I’m Just Asking You to Keep an Ear Out’: Parents’ and Children’s Perspectives on Caregiving and Community Support in the Context of Migration to Canada

Christina L. Klassen, Emilia Gonzalez, Richard Sullivan & Mónica Ruiz-Casares (2020)

Journal of Ethnic and Migration Studies

International migration to North America continues to rise, and with it the meeting of different cultural norms surrounding child caregiving and supervision. Previous research shows that high rates of reporting of supervisory neglect involving migrant families may partly result from these different norms and challenges particular to the migrant context. In this study, five focus groups were conducted with migrant caregivers (n = 19) and children aged 12–17 years (n = 25) to explore their experiences surrounding caregiving changes in migration as well as factors that help and hinder child supervision in migrant communities in Montreal, Canada. Results following thematic analysis indicate that family roles change in migration, but that caregivers and children perceive these changes differently. Families perceive and experience discrimination and judgment of their parenting practices from community members and fear that those will be labelled neglectful. Change in families’ social support, especially at the neighbourhood level, has an important influence on caregiving practices. Results also show that parents’ preparation of children to provide care for siblings and others is often not recognised as a strength by service providers in direct contact with families.
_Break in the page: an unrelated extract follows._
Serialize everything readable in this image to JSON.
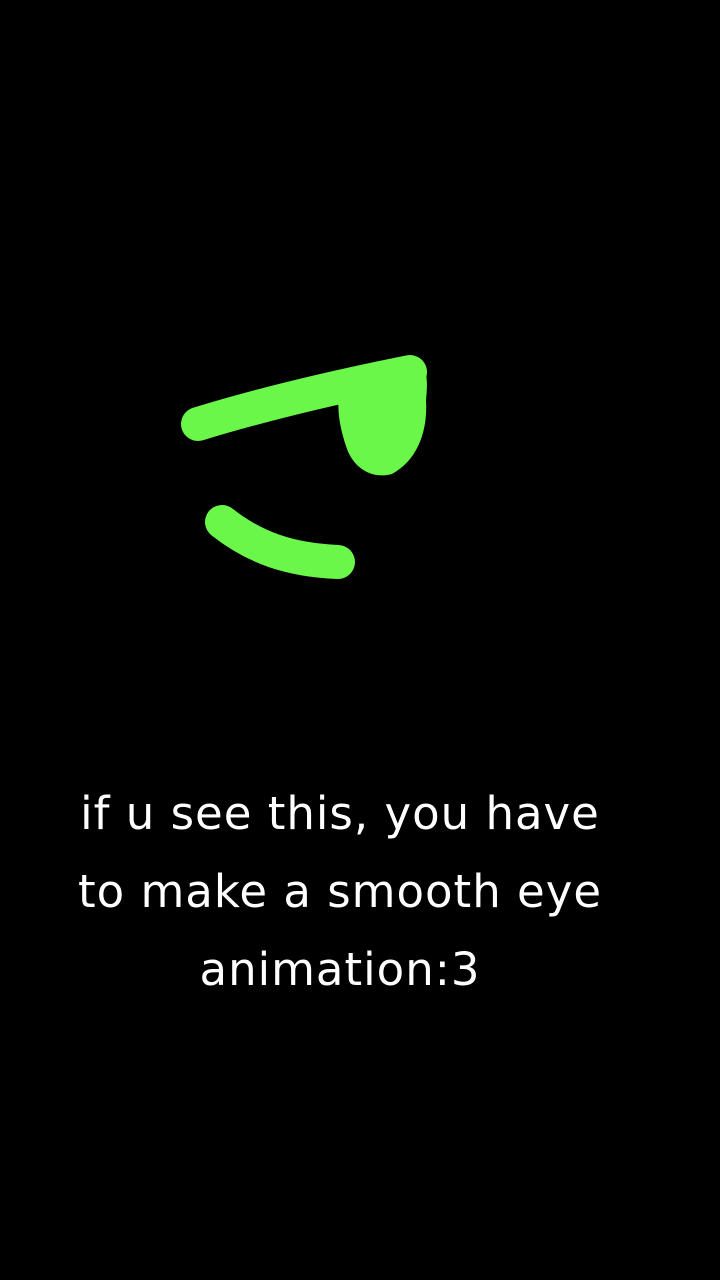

Directions for future research and implications for practice are discussed.